For lower elementary, students are motivated to read at first because they're excited to get the rewards, like trophies or wearable trinkets. As they get older, it becomes less about the incentives. The rewards help build the habit of reading, but it's the reading itself that engages the students.

"The books entice the kids to read," explains Decker. “Once they get into the characters, they get excited about it. The conversations with the adults on campus, the conversations with their peers about the series -- that entices them to read.”

"Sometimes the books are so interesting that I actually feel that I'm in the book," says Braulio, a Walter Bracken fourth-grade student.

These are some of the school-wide rewards that students earn:

  • A dog tag when they finish their first book series
  • A charm to add to their charm necklace when they finish reading a series
  • A Lucky Ducky (a cute and coveted plastic duck toy) when they earn 20 AR points within a month
  • I spy tickets for reaching a reading goal -- ten I spy tickets are worth a treat from the principal's office on Fridays
  • A trophy for one class in each grade with the most AR points by the end of the month, encouraging a sense of community among students

Walter Bracken purchases their rewards at fitnessfinder.net and orientaltrading.com. For a low-cost alternative, Decker suggests hanging a chart on your classroom wall to showcase which series your students have completed. The school also asks their graduating fifth-grade students to donate their charms back to the school. Most kids do, and those charms can be cleaned and reused.

Step 4: Help Your Students Navigate Which Book to Read Next

When Walter Bracken first created the Series Reading program, the younger students would spend ten minutes looking at all the covers trying to find the right book, because they didn't know which book in the series came next.

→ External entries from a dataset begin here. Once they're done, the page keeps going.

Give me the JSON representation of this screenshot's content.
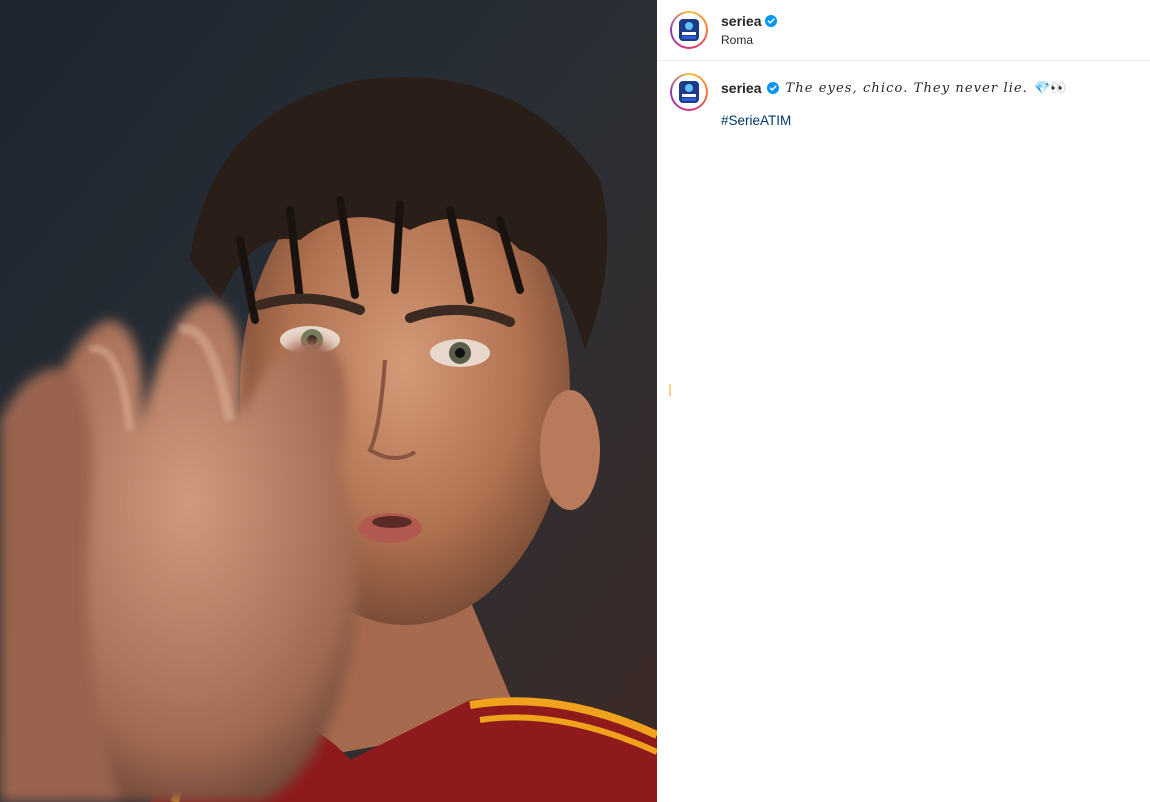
{
  "post": {
    "account": {
      "username": "seriea",
      "verified": true,
      "location": "Roma",
      "avatar_icon": "serie-a-logo"
    },
    "caption": {
      "username": "seriea",
      "text": "The eyes, chico. They never lie.",
      "emojis": "💎👀",
      "hashtag": "#SerieATIM"
    },
    "colors": {
      "verified_blue": "#0095f6",
      "hashtag_blue": "#00376b",
      "text": "#262626",
      "divider": "#efefef",
      "jersey_red": "#8e1a1c",
      "jersey_stripe": "#f0a21c"
    }
  }
}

Teachers solved the problem by creating series bookmarks (PDF). Each book series has its own bookmark displaying the titles and covers of each book. This helps students easily identify the order of the books within a series, helps them keep track of which ones they've read, and is also a place to record their AR score for each book.

Step 5: Track the Books That Your Students Are Checking Out

When each student begins reading, they get a face bookmark. Completely unrelated to the popular social media site, these are bookmarks showing the student's face, his or her room number, and the teacher's name on the front. The back of the bookmark is full of blank lines for students to fill in which series they've completed.

 

Photo credit: Edutopia

At a glance, this helps teachers to identify how far their students are in their reading, and it also helps staff track which students have their books when they need to collect them at the end of the year. These face bookmarks serve as sign-out slips. When students check out a book, they leave their face bookmark with the staff.

Decker recommends other ways of tracking books:

"Stick to the series idea," advises Decker. "It's tricky at first, but it will pay off. Be flexible. You are changing bad habits for older kids. The younger grades are the easiest to start!"

School Snapshot
Enrollment
527 | Public, Urban
Per Pupil Expenditures
$9,402 School$8,576 State
Free / Reduced Lunch
56%
DEMOGRAPHICS:
54% Hispanic
18% White
12% Black
7% Multiracial
Data is from the 2014-2015 academic year.